Could you copy out all of the entries exactly?
◇ ◇ ◇
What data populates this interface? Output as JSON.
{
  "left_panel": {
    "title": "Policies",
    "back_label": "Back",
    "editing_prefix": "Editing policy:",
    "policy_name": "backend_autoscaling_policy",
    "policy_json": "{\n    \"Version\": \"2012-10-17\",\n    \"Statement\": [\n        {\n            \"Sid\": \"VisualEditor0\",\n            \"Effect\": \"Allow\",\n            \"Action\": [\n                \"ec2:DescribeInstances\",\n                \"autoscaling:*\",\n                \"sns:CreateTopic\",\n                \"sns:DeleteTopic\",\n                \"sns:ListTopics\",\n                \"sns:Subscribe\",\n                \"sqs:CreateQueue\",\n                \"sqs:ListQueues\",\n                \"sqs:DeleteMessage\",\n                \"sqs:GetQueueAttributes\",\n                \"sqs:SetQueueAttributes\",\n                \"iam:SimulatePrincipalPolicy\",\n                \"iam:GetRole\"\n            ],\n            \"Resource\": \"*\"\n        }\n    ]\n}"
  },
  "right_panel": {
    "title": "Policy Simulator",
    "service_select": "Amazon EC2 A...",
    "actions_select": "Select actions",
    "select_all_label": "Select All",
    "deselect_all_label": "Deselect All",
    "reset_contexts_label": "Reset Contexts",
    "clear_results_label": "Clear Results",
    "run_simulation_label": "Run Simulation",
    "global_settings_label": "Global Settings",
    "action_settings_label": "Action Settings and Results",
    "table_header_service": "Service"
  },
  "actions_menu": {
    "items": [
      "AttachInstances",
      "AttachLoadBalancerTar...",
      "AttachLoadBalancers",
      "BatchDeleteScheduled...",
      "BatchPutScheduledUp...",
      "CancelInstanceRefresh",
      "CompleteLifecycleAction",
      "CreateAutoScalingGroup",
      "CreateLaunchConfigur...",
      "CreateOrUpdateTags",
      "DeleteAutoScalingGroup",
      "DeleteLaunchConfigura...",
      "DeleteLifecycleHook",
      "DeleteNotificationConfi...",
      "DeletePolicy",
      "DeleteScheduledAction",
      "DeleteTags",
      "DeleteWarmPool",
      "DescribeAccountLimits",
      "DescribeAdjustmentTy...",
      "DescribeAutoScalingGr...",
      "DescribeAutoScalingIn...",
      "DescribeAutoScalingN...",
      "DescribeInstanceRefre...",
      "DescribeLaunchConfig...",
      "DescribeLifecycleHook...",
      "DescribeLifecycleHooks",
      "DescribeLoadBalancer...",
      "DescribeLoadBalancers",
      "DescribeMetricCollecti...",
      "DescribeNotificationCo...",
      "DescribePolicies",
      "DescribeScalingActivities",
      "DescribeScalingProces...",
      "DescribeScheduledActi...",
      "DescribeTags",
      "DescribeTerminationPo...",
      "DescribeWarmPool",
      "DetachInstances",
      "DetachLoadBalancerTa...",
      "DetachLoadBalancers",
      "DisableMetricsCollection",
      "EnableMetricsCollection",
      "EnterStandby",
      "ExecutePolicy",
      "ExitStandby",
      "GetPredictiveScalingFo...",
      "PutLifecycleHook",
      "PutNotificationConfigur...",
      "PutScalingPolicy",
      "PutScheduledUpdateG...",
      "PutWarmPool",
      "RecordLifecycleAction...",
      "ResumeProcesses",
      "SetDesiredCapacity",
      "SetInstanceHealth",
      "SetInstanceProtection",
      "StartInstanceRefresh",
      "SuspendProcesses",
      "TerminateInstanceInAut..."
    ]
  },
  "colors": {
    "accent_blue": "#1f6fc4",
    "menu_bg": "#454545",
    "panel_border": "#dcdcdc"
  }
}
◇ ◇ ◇
■ Task answer ■
What data populates this interface? Output as JSON.
{
  "left_panel": {
    "title": "Policies",
    "back_label": "Back",
    "editing_prefix": "Editing policy:",
    "policy_name": "backend_autoscaling_policy",
    "policy_json": "{\n    \"Version\": \"2012-10-17\",\n    \"Statement\": [\n        {\n            \"Sid\": \"VisualEditor0\",\n            \"Effect\": \"Allow\",\n            \"Action\": [\n                \"ec2:DescribeInstances\",\n                \"autoscaling:*\",\n                \"sns:CreateTopic\",\n                \"sns:DeleteTopic\",\n                \"sns:ListTopics\",\n                \"sns:Subscribe\",\n                \"sqs:CreateQueue\",\n                \"sqs:ListQueues\",\n                \"sqs:DeleteMessage\",\n                \"sqs:GetQueueAttributes\",\n                \"sqs:SetQueueAttributes\",\n                \"iam:SimulatePrincipalPolicy\",\n                \"iam:GetRole\"\n            ],\n            \"Resource\": \"*\"\n        }\n    ]\n}"
  },
  "right_panel": {
    "title": "Policy Simulator",
    "service_select": "Amazon EC2 A...",
    "actions_select": "Select actions",
    "select_all_label": "Select All",
    "deselect_all_label": "Deselect All",
    "reset_contexts_label": "Reset Contexts",
    "clear_results_label": "Clear Results",
    "run_simulation_label": "Run Simulation",
    "global_settings_label": "Global Settings",
    "action_settings_label": "Action Settings and Results",
    "table_header_service": "Service"
  },
  "actions_menu": {
    "items": [
      "AttachInstances",
      "AttachLoadBalancerTar...",
      "AttachLoadBalancers",
      "BatchDeleteScheduled...",
      "BatchPutScheduledUp...",
      "CancelInstanceRefresh",
      "CompleteLifecycleAction",
      "CreateAutoScalingGroup",
      "CreateLaunchConfigur...",
      "CreateOrUpdateTags",
      "DeleteAutoScalingGroup",
      "DeleteLaunchConfigura...",
      "DeleteLifecycleHook",
      "DeleteNotificationConfi...",
      "DeletePolicy",
      "DeleteScheduledAction",
      "DeleteTags",
      "DeleteWarmPool",
      "DescribeAccountLimits",
      "DescribeAdjustmentTy...",
      "DescribeAutoScalingGr...",
      "DescribeAutoScalingIn...",
      "DescribeAutoScalingN...",
      "DescribeInstanceRefre...",
      "DescribeLaunchConfig...",
      "DescribeLifecycleHook...",
      "DescribeLifecycleHooks",
      "DescribeLoadBalancer...",
      "DescribeLoadBalancers",
      "DescribeMetricCollecti...",
      "DescribeNotificationCo...",
      "DescribePolicies",
      "DescribeScalingActivities",
      "DescribeScalingProces...",
      "DescribeScheduledActi...",
      "DescribeTags",
      "DescribeTerminationPo...",
      "DescribeWarmPool",
      "DetachInstances",
      "DetachLoadBalancerTa...",
      "DetachLoadBalancers",
      "DisableMetricsCollection",
      "EnableMetricsCollection",
      "EnterStandby",
      "ExecutePolicy",
      "ExitStandby",
      "GetPredictiveScalingFo...",
      "PutLifecycleHook",
      "PutNotificationConfigur...",
      "PutScalingPolicy",
      "PutScheduledUpdateG...",
      "PutWarmPool",
      "RecordLifecycleAction...",
      "ResumeProcesses",
      "SetDesiredCapacity",
      "SetInstanceHealth",
      "SetInstanceProtection",
      "StartInstanceRefresh",
      "SuspendProcesses",
      "TerminateInstanceInAut..."
    ]
  },
  "colors": {
    "accent_blue": "#1f6fc4",
    "menu_bg": "#454545",
    "panel_border": "#dcdcdc"
  }
}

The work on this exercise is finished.